From time to time, most of us struggle with anxiety. Unexpected and unwanted things happen, and we can become very challenged in making sense of this interruption into the daily pattern of life. Surprising events churn up feelings that we may find very confronting, and anxiety can act as a kind of ‘psychological static’ that masks these feelings. This can be a way of our psychological system protecting us from unwelcome feelings, but it also means we often can’t readily discern the emotions that run underneath our anxious state, making it harder to make sense of what we are experiencing.
At the time of writing, there is a serious pandemic happening all around the world, resulting in many people living in a state-directed lockdown situation in their homes. For most of us, these events are unprecedented. Moreover, there is much unknown about the virus, and the long-term effects (health-wise and economy-wise) of this pandemic. As a consequence, it is a very anxious time for many people.
Given the seriousness of the current situation, we can all expect to experience worry at some level. But unchecked, worry can very easily spiral into the red zone of extreme anxiety. If this is the case, what might we do? More specifically, what practical measures can we undertake to find ways of metabolising ‘red zone’ anxiety into something more manageable? What follows are some ideas that could help.
1.Talk to your anxiety
Anxiety tends to be quite a diffuse physiological state, which we experience because of fears and feelings that get stirred up. Once we get into these states, we often become very concrete in our thinking, making it harder to prune back the anxiety to see the underpinning fears and feelings. Asking ourselves what the possible sources of the anxiety might be, and letting our mind imagine what those might be, without judgment, can be a useful way of exploring what lies beneath.
One way of doing this is to creatively imagine your anxiety as a separate person or being, and to ask this ‘person’ what he or she might say about how they are feeling, and the sources of their fears. Allowing your creative imagination to work in this way can be a helpful way of getting beneath the anxiety to reveal deeper fears and feelings. In the current situation, anxiety might be traced a fear of losing control or of facing the unknown.
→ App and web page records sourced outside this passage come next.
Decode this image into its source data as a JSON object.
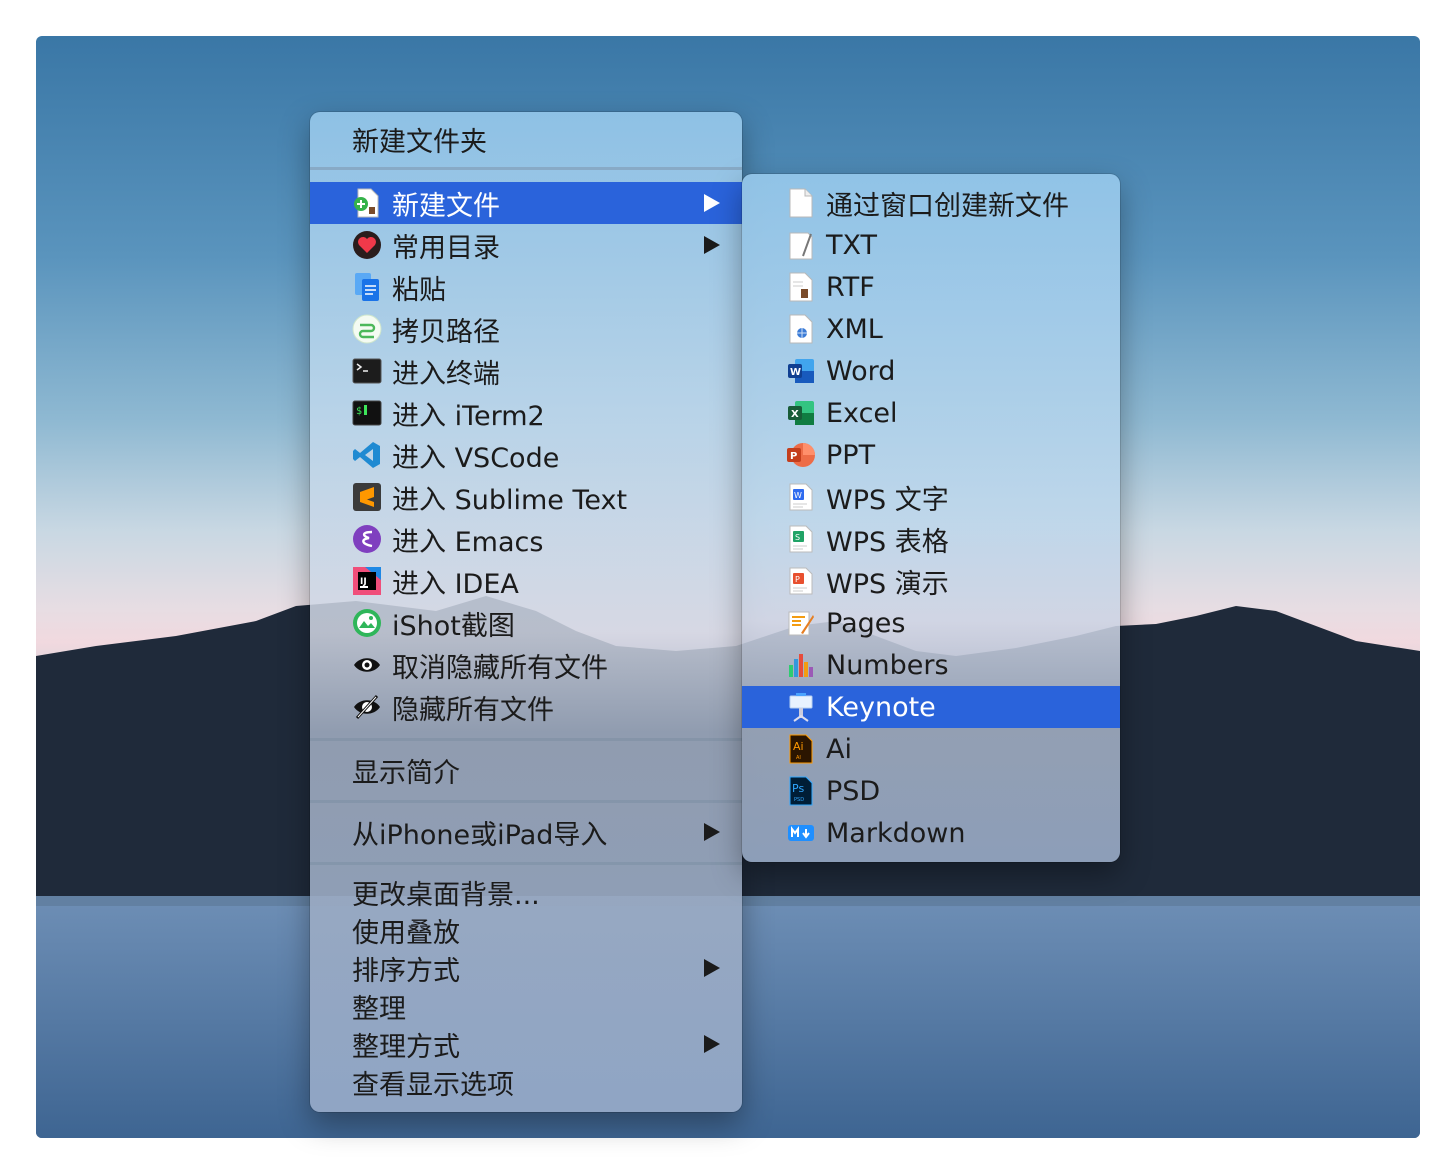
{
  "main_menu": {
    "top_item": "新建文件夹",
    "items": [
      {
        "label": "新建文件",
        "icon": "new-file-icon",
        "submenu": true,
        "selected": true
      },
      {
        "label": "常用目录",
        "icon": "heart-icon",
        "submenu": true
      },
      {
        "label": "粘贴",
        "icon": "paste-icon"
      },
      {
        "label": "拷贝路径",
        "icon": "copy-path-icon"
      },
      {
        "label": "进入终端",
        "icon": "terminal-icon"
      },
      {
        "label": "进入 iTerm2",
        "icon": "iterm2-icon"
      },
      {
        "label": "进入 VSCode",
        "icon": "vscode-icon"
      },
      {
        "label": "进入 Sublime Text",
        "icon": "sublime-icon"
      },
      {
        "label": "进入 Emacs",
        "icon": "emacs-icon"
      },
      {
        "label": "进入 IDEA",
        "icon": "idea-icon"
      },
      {
        "label": "iShot截图",
        "icon": "ishot-icon"
      },
      {
        "label": "取消隐藏所有文件",
        "icon": "eye-icon"
      },
      {
        "label": "隐藏所有文件",
        "icon": "eye-slash-icon"
      }
    ],
    "info_item": "显示简介",
    "import_item": "从iPhone或iPad导入",
    "bottom_items": [
      {
        "label": "更改桌面背景...",
        "submenu": false
      },
      {
        "label": "使用叠放",
        "submenu": false
      },
      {
        "label": "排序方式",
        "submenu": true
      },
      {
        "label": "整理",
        "submenu": false
      },
      {
        "label": "整理方式",
        "submenu": true
      },
      {
        "label": "查看显示选项",
        "submenu": false
      }
    ]
  },
  "sub_menu": {
    "items": [
      {
        "label": "通过窗口创建新文件",
        "icon": "blank-doc-icon"
      },
      {
        "label": "TXT",
        "icon": "txt-icon"
      },
      {
        "label": "RTF",
        "icon": "rtf-icon"
      },
      {
        "label": "XML",
        "icon": "xml-icon"
      },
      {
        "label": "Word",
        "icon": "word-icon"
      },
      {
        "label": "Excel",
        "icon": "excel-icon"
      },
      {
        "label": "PPT",
        "icon": "ppt-icon"
      },
      {
        "label": "WPS 文字",
        "icon": "wps-writer-icon"
      },
      {
        "label": "WPS 表格",
        "icon": "wps-sheet-icon"
      },
      {
        "label": "WPS 演示",
        "icon": "wps-slide-icon"
      },
      {
        "label": "Pages",
        "icon": "pages-icon"
      },
      {
        "label": "Numbers",
        "icon": "numbers-icon"
      },
      {
        "label": "Keynote",
        "icon": "keynote-icon",
        "selected": true
      },
      {
        "label": "Ai",
        "icon": "ai-icon"
      },
      {
        "label": "PSD",
        "icon": "psd-icon"
      },
      {
        "label": "Markdown",
        "icon": "markdown-icon"
      }
    ]
  },
  "colors": {
    "selection": "#2a63db",
    "text": "#1b1b1b"
  }
}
Whilst there is no easy panacea for these kinds of fears, being able to identify them as a cause of anxiety can also help to reveal and manage the associated feelings of sadness and anger that may go along with them.
2. Limit your access to things that trigger your anxiety
A difficulty with anxiety is the way it can act like tumbleweed: hurtling along at great speed, picking up various bits of detritus, getting bigger and bigger. An important question to ask ourselves at times of crisis is whether we are perhaps engaging in activities that might fan this anxiety. For example, are you reading or watching too many news reports? Are groups or individuals you communicate with by text or online supporting you, or are these communications subjecting you to more anxiety when you are already in a vulnerable state? When society is in a state of great worry, fear can become very contagious, spreading like wildfire through the various forms of communication that so many of us rely upon in our day to day lives (Parkinson and Simons, 2012). Sometimes, it pays to limit our access to these forms of communication in order to find more stable ground internally.
3. Try and find time to do something creative
Finally, it’s important to think about the way we are using our time when in a state of anxiety. Anxiety is something that we tend to experience at both a psychological and physiological level. One way of finding a more peaceful state of mind and body is to occupy ourselves with creative activities—pursuits that you perhaps used to enjoy but can rediscover, or new ones that you always wanted to explore. Feeling of happiness and contentment are very much entwined with ‘doing’ and often doing something that challenges us, as well as engaging our creativity and playfulness (Seligman et al. 2005).
TED talk on dealing with anxiety
Short blog on the benefits of talking to ourselves
Parkinson, B., & Simons, G. (2012). Worry spreads: Interpersonal transfer of problem-related anxiety. Cognition & Emotion, 26(3), 462-479.
Seligman, M. E. P., Steen, T. A., Park, N. & Peterson, C. (2005). Positive psychology progress: Empirical validation of interventions. American Psychologist, 60(5), 410-421